--- DATASET CONTENT ---
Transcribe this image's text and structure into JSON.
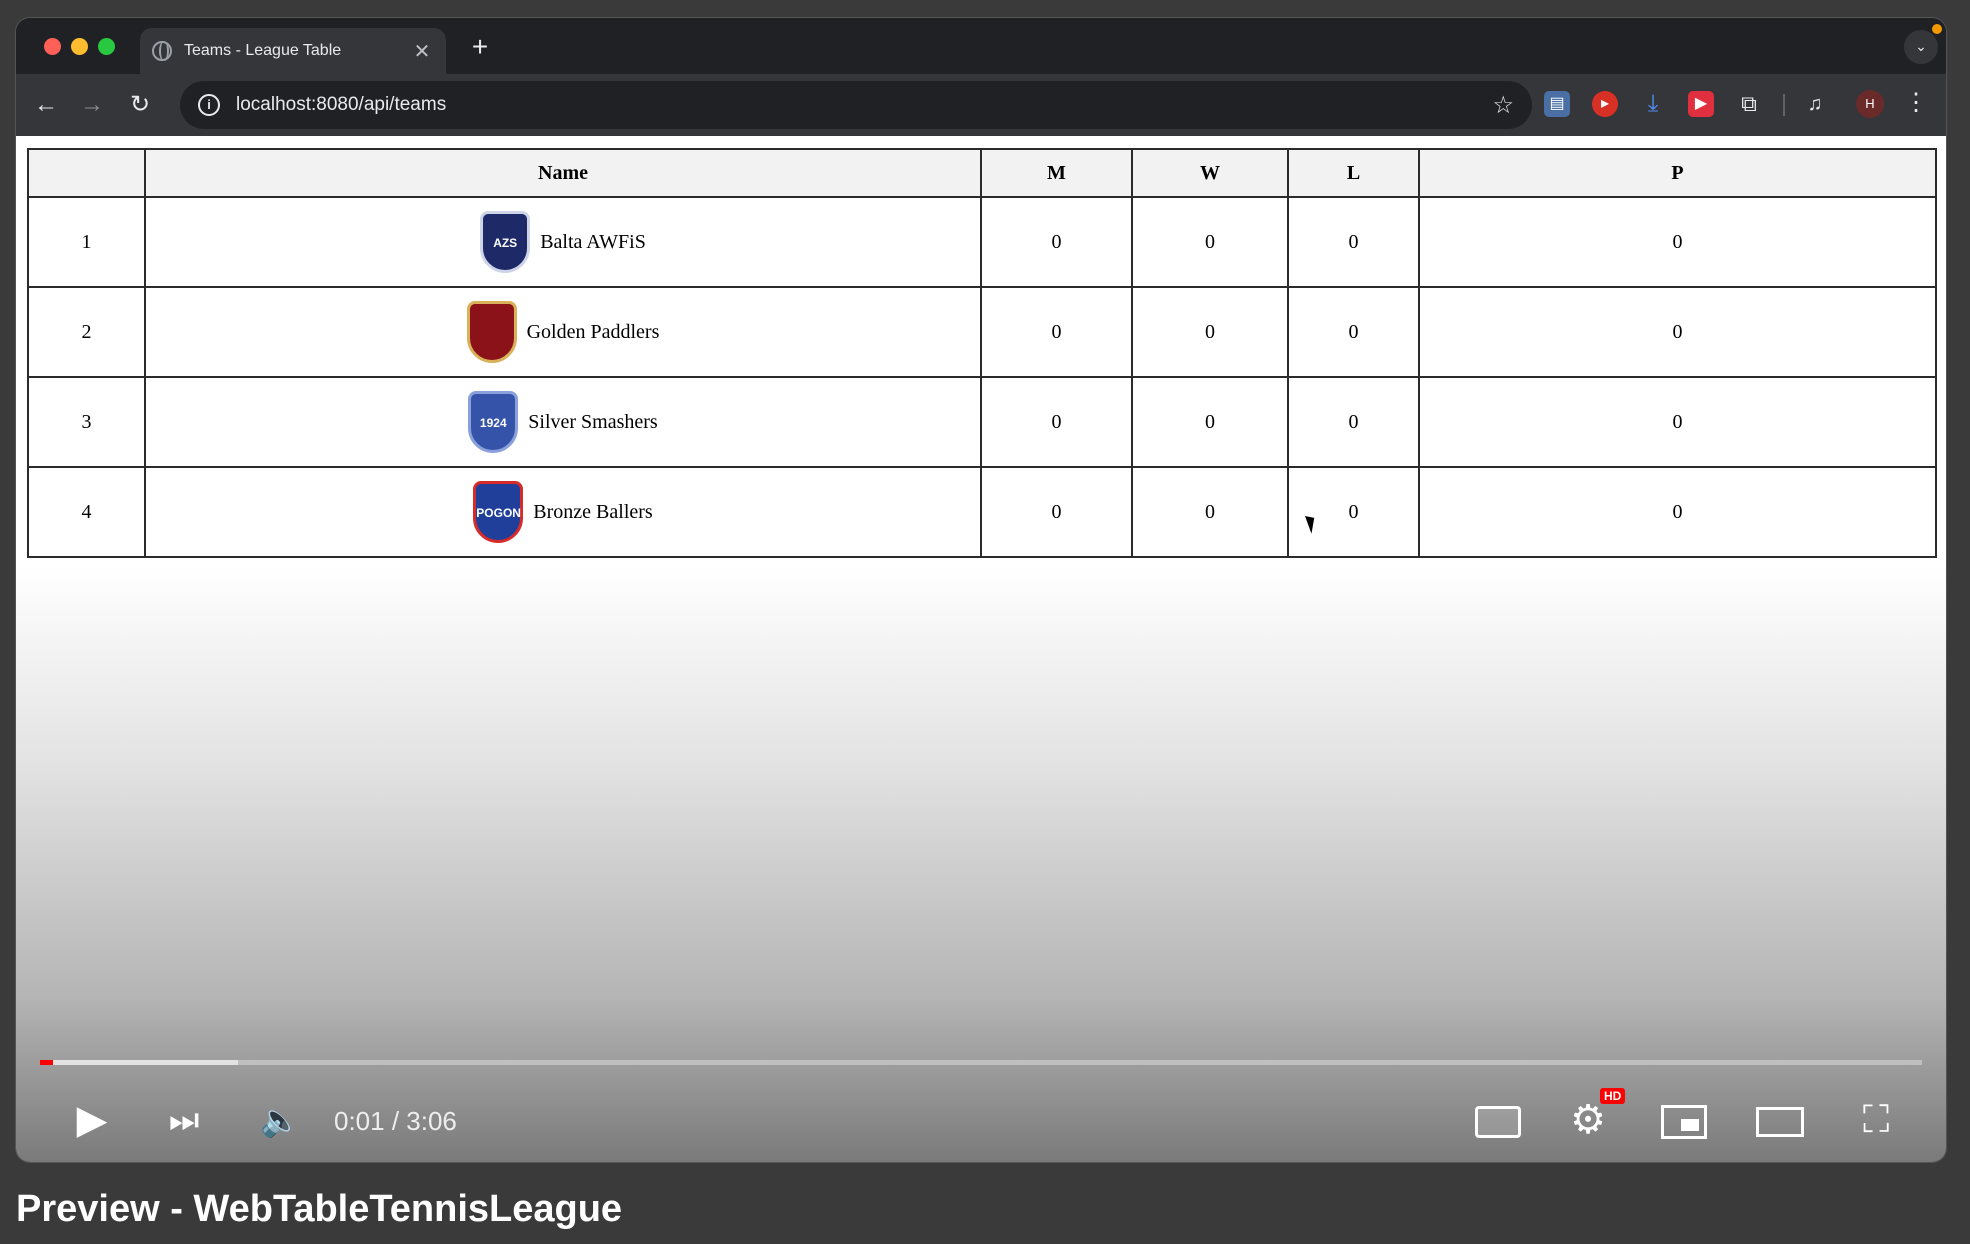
{
  "browser": {
    "tab": {
      "title": "Teams - League Table",
      "close": "✕"
    },
    "new_tab": "+",
    "nav": {
      "back": "←",
      "forward": "→",
      "reload": "↻"
    },
    "address": {
      "url": "localhost:8080/api/teams",
      "info": "i",
      "star": "☆"
    },
    "profile_initial": "H"
  },
  "table": {
    "headers": [
      "",
      "Name",
      "M",
      "W",
      "L",
      "P"
    ],
    "rows": [
      {
        "pos": "1",
        "name": "Balta AWFiS",
        "crest": "AZS",
        "m": "0",
        "w": "0",
        "l": "0",
        "p": "0"
      },
      {
        "pos": "2",
        "name": "Golden Paddlers",
        "crest": "",
        "m": "0",
        "w": "0",
        "l": "0",
        "p": "0"
      },
      {
        "pos": "3",
        "name": "Silver Smashers",
        "crest": "1924",
        "m": "0",
        "w": "0",
        "l": "0",
        "p": "0"
      },
      {
        "pos": "4",
        "name": "Bronze Ballers",
        "crest": "POGON",
        "m": "0",
        "w": "0",
        "l": "0",
        "p": "0"
      }
    ]
  },
  "player": {
    "time": "0:01 / 3:06",
    "played_fraction": 0.007,
    "loaded_fraction": 0.105,
    "hd_badge": "HD",
    "accent_color": "#ff0000"
  },
  "caption": "Preview - WebTableTennisLeague"
}
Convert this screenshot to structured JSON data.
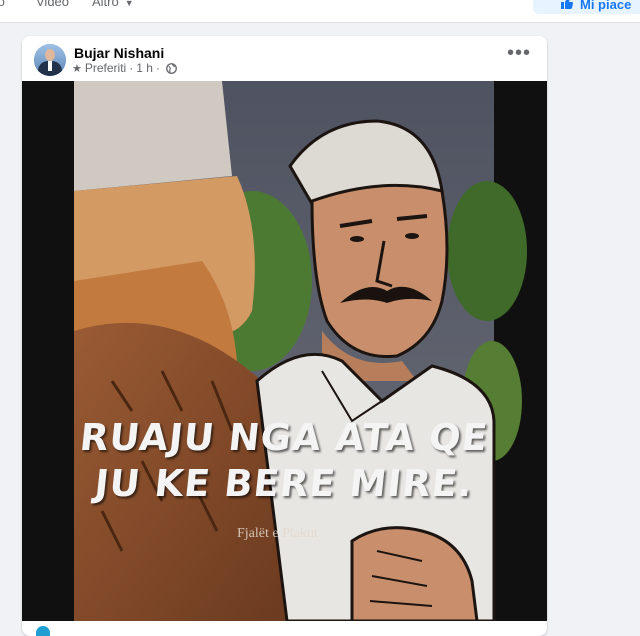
{
  "top_tabs": [
    "to",
    "Video",
    "Altro"
  ],
  "like_button": {
    "label": "Mi piace"
  },
  "post": {
    "author": "Bujar Nishani",
    "audience": "Preferiti",
    "time": "1 h",
    "more_label": "•••",
    "image": {
      "caption_line_1": "RUAJU NGA ATA QE",
      "caption_line_2": "JU KE BERE MIRE.",
      "signature": "Fjalët e Plakut"
    }
  },
  "colors": {
    "accent": "#1877f2",
    "page_bg": "#f0f2f5",
    "card_bg": "#ffffff",
    "secondary_text": "#65676b"
  },
  "icons": {
    "star": "star-icon",
    "globe": "globe-icon",
    "thumb": "thumbs-up-icon",
    "caret": "chevron-down-icon"
  }
}
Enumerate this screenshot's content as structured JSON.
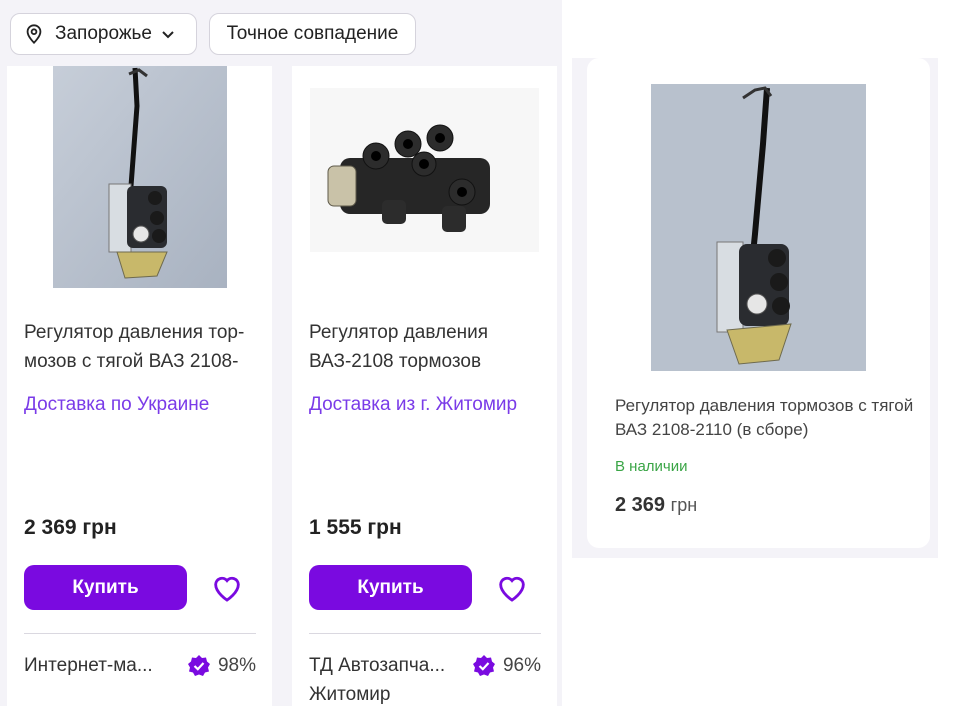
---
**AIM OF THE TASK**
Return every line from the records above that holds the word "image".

**ANSWER BELOW**
Transcribe this image's text and structure into JSON.
    "image": {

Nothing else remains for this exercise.